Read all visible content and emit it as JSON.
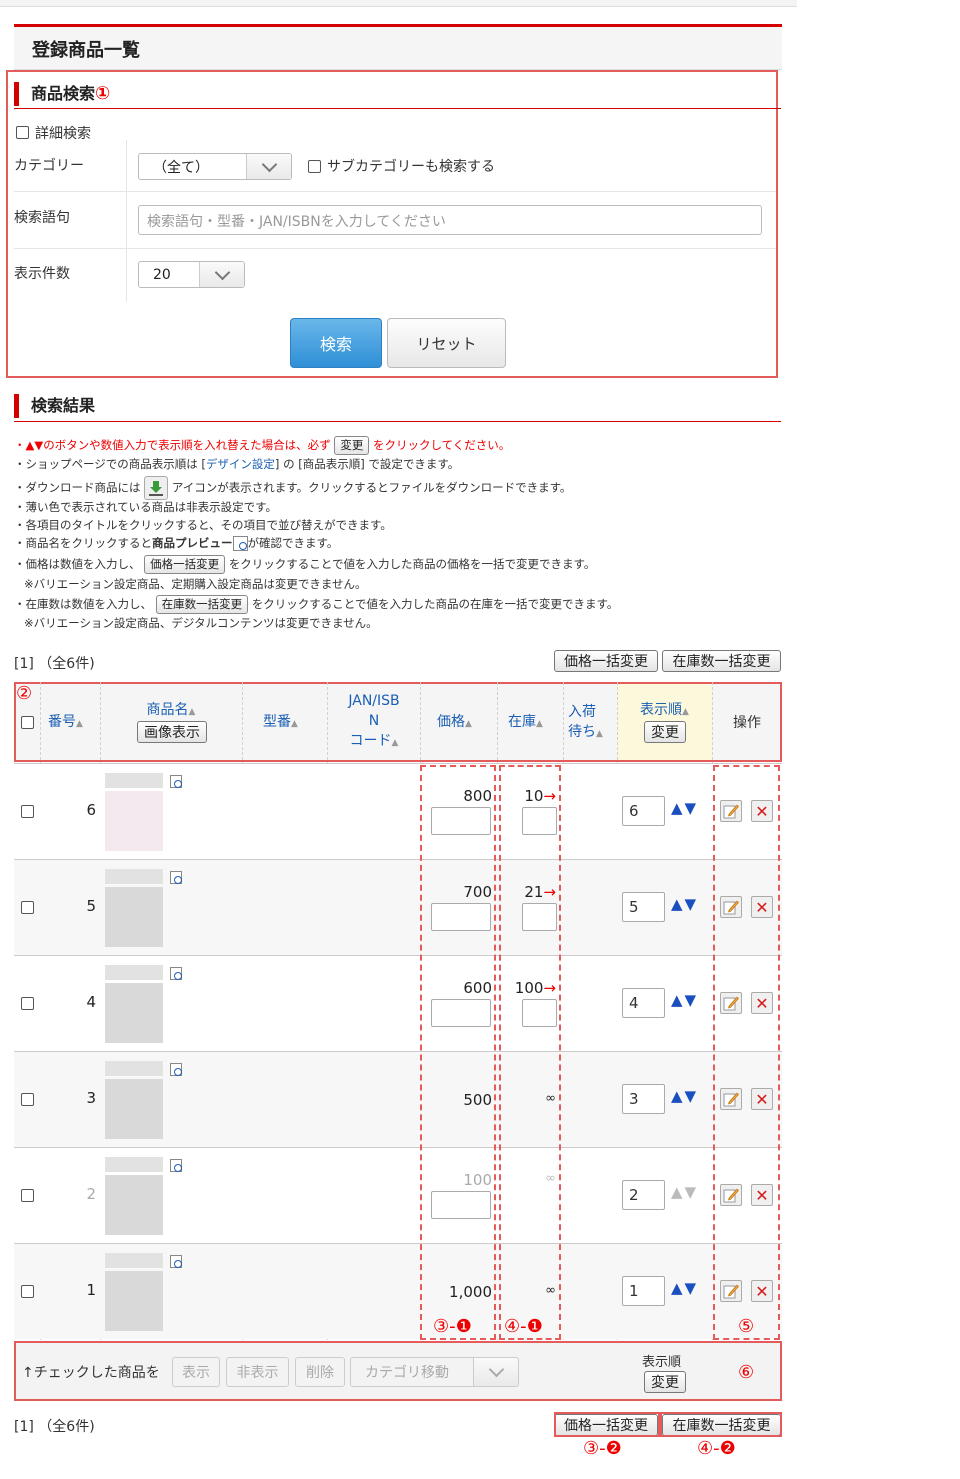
{
  "page": {
    "title": "登録商品一覧"
  },
  "search": {
    "heading": "商品検索",
    "annotation": "①",
    "detail_label": "詳細検索",
    "category_label": "カテゴリー",
    "category_value": "（全て）",
    "subcategory_label": "サブカテゴリーも検索する",
    "keyword_label": "検索語句",
    "keyword_placeholder": "検索語句・型番・JAN/ISBNを入力してください",
    "count_label": "表示件数",
    "count_value": "20",
    "search_button": "検索",
    "reset_button": "リセット"
  },
  "results": {
    "heading": "検索結果",
    "notes": {
      "n1a": "・▲▼のボタンや数値入力で表示順を入れ替えた場合は、必ず",
      "n1btn": "変更",
      "n1b": "をクリックしてください。",
      "n2a": "・ショップページでの商品表示順は [",
      "n2link": "デザイン設定",
      "n2b": "] の [商品表示順] で設定できます。",
      "n3a": "・ダウンロード商品には",
      "n3b": "アイコンが表示されます。クリックするとファイルをダウンロードできます。",
      "n4": "・薄い色で表示されている商品は非表示設定です。",
      "n5": "・各項目のタイトルをクリックすると、その項目で並び替えができます。",
      "n6a": "・商品名をクリックすると",
      "n6bold": "商品プレビュー",
      "n6b": "が確認できます。",
      "n7a": "・価格は数値を入力し、",
      "n7btn": "価格一括変更",
      "n7b": "をクリックすることで値を入力した商品の価格を一括で変更できます。",
      "n8": "※バリエーション設定商品、定期購入設定商品は変更できません。",
      "n9a": "・在庫数は数値を入力し、",
      "n9btn": "在庫数一括変更",
      "n9b": "をクリックすることで値を入力した商品の在庫を一括で変更できます。",
      "n10": "※バリエーション設定商品、デジタルコンテンツは変更できません。"
    },
    "pager": "[1] （全6件)",
    "bulk_price_button": "価格一括変更",
    "bulk_stock_button": "在庫数一括変更"
  },
  "table": {
    "annotation": "②",
    "headers": {
      "number": "番号",
      "name": "商品名",
      "image_button": "画像表示",
      "model": "型番",
      "jan_1": "JAN/ISB",
      "jan_2": "N",
      "jan_3": "コード",
      "price": "価格",
      "stock": "在庫",
      "arrival_1": "入荷",
      "arrival_2": "待ち",
      "order": "表示順",
      "order_button": "変更",
      "ops": "操作"
    },
    "rows": [
      {
        "number": "6",
        "price": "800",
        "stock": "10",
        "stock_arrow": "→",
        "order": "6",
        "hidden": false
      },
      {
        "number": "5",
        "price": "700",
        "stock": "21",
        "stock_arrow": "→",
        "order": "5",
        "hidden": false
      },
      {
        "number": "4",
        "price": "600",
        "stock": "100",
        "stock_arrow": "→",
        "order": "4",
        "hidden": false
      },
      {
        "number": "3",
        "price": "500",
        "stock": "∞",
        "stock_arrow": "",
        "order": "3",
        "hidden": false
      },
      {
        "number": "2",
        "price": "100",
        "stock": "∞",
        "stock_arrow": "",
        "order": "2",
        "hidden": true
      },
      {
        "number": "1",
        "price": "1,000",
        "stock": "∞",
        "stock_arrow": "",
        "order": "1",
        "hidden": false
      }
    ],
    "anno_price": "③-❶",
    "anno_stock": "④-❶",
    "anno_ops": "⑤",
    "footer": {
      "checked_label": "↑チェックした商品を",
      "show": "表示",
      "hide": "非表示",
      "delete": "削除",
      "category_move": "カテゴリ移動",
      "order_label": "表示順",
      "order_button": "変更",
      "annotation": "⑥"
    }
  },
  "bottom": {
    "pager": "[1] （全6件)",
    "bulk_price_button": "価格一括変更",
    "bulk_stock_button": "在庫数一括変更",
    "anno_price": "③-❷",
    "anno_stock": "④-❷"
  },
  "colors": {
    "accent_red": "#d50000",
    "annotation_red": "#e35b5b",
    "link_blue": "#1a5fb4",
    "order_header_bg": "#fbf8dc"
  }
}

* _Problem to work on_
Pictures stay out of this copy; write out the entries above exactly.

* _Problem solution_
Read all visible content and emit it as JSON.
{
  "page": {
    "title": "登録商品一覧"
  },
  "search": {
    "heading": "商品検索",
    "annotation": "①",
    "detail_label": "詳細検索",
    "category_label": "カテゴリー",
    "category_value": "（全て）",
    "subcategory_label": "サブカテゴリーも検索する",
    "keyword_label": "検索語句",
    "keyword_placeholder": "検索語句・型番・JAN/ISBNを入力してください",
    "count_label": "表示件数",
    "count_value": "20",
    "search_button": "検索",
    "reset_button": "リセット"
  },
  "results": {
    "heading": "検索結果",
    "notes": {
      "n1a": "・▲▼のボタンや数値入力で表示順を入れ替えた場合は、必ず",
      "n1btn": "変更",
      "n1b": "をクリックしてください。",
      "n2a": "・ショップページでの商品表示順は [",
      "n2link": "デザイン設定",
      "n2b": "] の [商品表示順] で設定できます。",
      "n3a": "・ダウンロード商品には",
      "n3b": "アイコンが表示されます。クリックするとファイルをダウンロードできます。",
      "n4": "・薄い色で表示されている商品は非表示設定です。",
      "n5": "・各項目のタイトルをクリックすると、その項目で並び替えができます。",
      "n6a": "・商品名をクリックすると",
      "n6bold": "商品プレビュー",
      "n6b": "が確認できます。",
      "n7a": "・価格は数値を入力し、",
      "n7btn": "価格一括変更",
      "n7b": "をクリックすることで値を入力した商品の価格を一括で変更できます。",
      "n8": "※バリエーション設定商品、定期購入設定商品は変更できません。",
      "n9a": "・在庫数は数値を入力し、",
      "n9btn": "在庫数一括変更",
      "n9b": "をクリックすることで値を入力した商品の在庫を一括で変更できます。",
      "n10": "※バリエーション設定商品、デジタルコンテンツは変更できません。"
    },
    "pager": "[1] （全6件)",
    "bulk_price_button": "価格一括変更",
    "bulk_stock_button": "在庫数一括変更"
  },
  "table": {
    "annotation": "②",
    "headers": {
      "number": "番号",
      "name": "商品名",
      "image_button": "画像表示",
      "model": "型番",
      "jan_1": "JAN/ISB",
      "jan_2": "N",
      "jan_3": "コード",
      "price": "価格",
      "stock": "在庫",
      "arrival_1": "入荷",
      "arrival_2": "待ち",
      "order": "表示順",
      "order_button": "変更",
      "ops": "操作"
    },
    "rows": [
      {
        "number": "6",
        "price": "800",
        "stock": "10",
        "stock_arrow": "→",
        "order": "6",
        "hidden": false
      },
      {
        "number": "5",
        "price": "700",
        "stock": "21",
        "stock_arrow": "→",
        "order": "5",
        "hidden": false
      },
      {
        "number": "4",
        "price": "600",
        "stock": "100",
        "stock_arrow": "→",
        "order": "4",
        "hidden": false
      },
      {
        "number": "3",
        "price": "500",
        "stock": "∞",
        "stock_arrow": "",
        "order": "3",
        "hidden": false
      },
      {
        "number": "2",
        "price": "100",
        "stock": "∞",
        "stock_arrow": "",
        "order": "2",
        "hidden": true
      },
      {
        "number": "1",
        "price": "1,000",
        "stock": "∞",
        "stock_arrow": "",
        "order": "1",
        "hidden": false
      }
    ],
    "anno_price": "③-❶",
    "anno_stock": "④-❶",
    "anno_ops": "⑤",
    "footer": {
      "checked_label": "↑チェックした商品を",
      "show": "表示",
      "hide": "非表示",
      "delete": "削除",
      "category_move": "カテゴリ移動",
      "order_label": "表示順",
      "order_button": "変更",
      "annotation": "⑥"
    }
  },
  "bottom": {
    "pager": "[1] （全6件)",
    "bulk_price_button": "価格一括変更",
    "bulk_stock_button": "在庫数一括変更",
    "anno_price": "③-❷",
    "anno_stock": "④-❷"
  },
  "colors": {
    "accent_red": "#d50000",
    "annotation_red": "#e35b5b",
    "link_blue": "#1a5fb4",
    "order_header_bg": "#fbf8dc"
  }
}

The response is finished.